Wednesday Report: part 2 – Dinner
Dinner (decided upon by my company) was had in a section of town mostly to the west of the Sear’s Tower called Greektown. While I don’t know too much about the area in general, I can attest that I saw a number of different Greek restaurants (or at the very least, restaurants with greek-sounding names) while on the way to the restaurant selected by my hosts, Robitys. I was told this was pronounced row-bee-teas. Several in the group had been to this place before, and were excited about being there.

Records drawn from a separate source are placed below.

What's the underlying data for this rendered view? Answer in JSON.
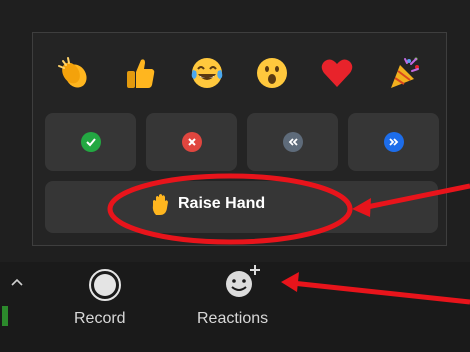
{
  "panel": {
    "emojis": [
      {
        "icon": "clapping-hands-icon"
      },
      {
        "icon": "thumbs-up-icon"
      },
      {
        "icon": "tears-of-joy-icon"
      },
      {
        "icon": "open-mouth-icon"
      },
      {
        "icon": "heart-icon"
      },
      {
        "icon": "party-popper-icon"
      }
    ],
    "reactions": [
      {
        "icon": "check-icon",
        "color": "#23a842"
      },
      {
        "icon": "cross-icon",
        "color": "#e0463f"
      },
      {
        "icon": "slower-icon",
        "color": "#5e6b7a"
      },
      {
        "icon": "faster-icon",
        "color": "#1d6dea"
      }
    ],
    "raise_hand": {
      "label": "Raise Hand",
      "icon": "raised-hand-icon"
    }
  },
  "toolbar": {
    "record": {
      "label": "Record",
      "icon": "record-icon"
    },
    "reactions": {
      "label": "Reactions",
      "icon": "reactions-icon"
    },
    "chevron": {
      "icon": "chevron-up-icon"
    }
  },
  "annotations": {
    "color": "#e8141b"
  }
}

I was struck early on at the way they served wine – in little glasses that I’d have called juice glasses in any other setting. I don’t drink, but most other people in attendance had some dry red wine as a starter. Our waiter (I saw only male wait staff during my entire time there) also brough out baskets of thickly sliced sesame-seeded bread, which I though was quite good. On the other hand, given that this was a greek place, I was expecting some sort of olive oil based accompaniment but we were served your basic butter and margarine instead. Odd.
Most of those who had been there before were clamoring for something called ‘saganaki’, which sounded japanese to me, but of course wasn’t (found some references to it later on the net, such as http://graphics.stanford.edu/~tolis/recipes/saganaki.html). This was more or less presented exactly as shown in the referenced picture, plain and unadorned, with the big ‘sell’ being that the waiter pours some kind of liquor on top of it and then lights (flames) it at tableside. It tasted a lot like an asiago with a mozzerrela texture albeit a lot saltier. I have to admit it was pretty good, but kinda of expensive for the small amount of cheese provided for the price.
The dozen and a half or so employees of my company ordered a variety of dishes, and some sharing around the table, but since I’m a new employee I stuck to my chicken kebab and rice, which was unfortunate because both were overcooked and dry. I saw a lot of lamb being ordered, and wished I had been a bit more adventurous and ordered some of that.
Deserts were great. Several people ordered baklava, and since I don’t like nuts I ordered a custard and honey concoction served on filo that was excellent. Almost everyone at the table had a small serving of ouzo, served in cognac-style glasses, which everyone toasted with. Being a non drinker mostly, I toasted with my water glass. Later, mine was the only credit card that didn’t work, and this was blamed by all assembled on my not partaking in the ouzo :-).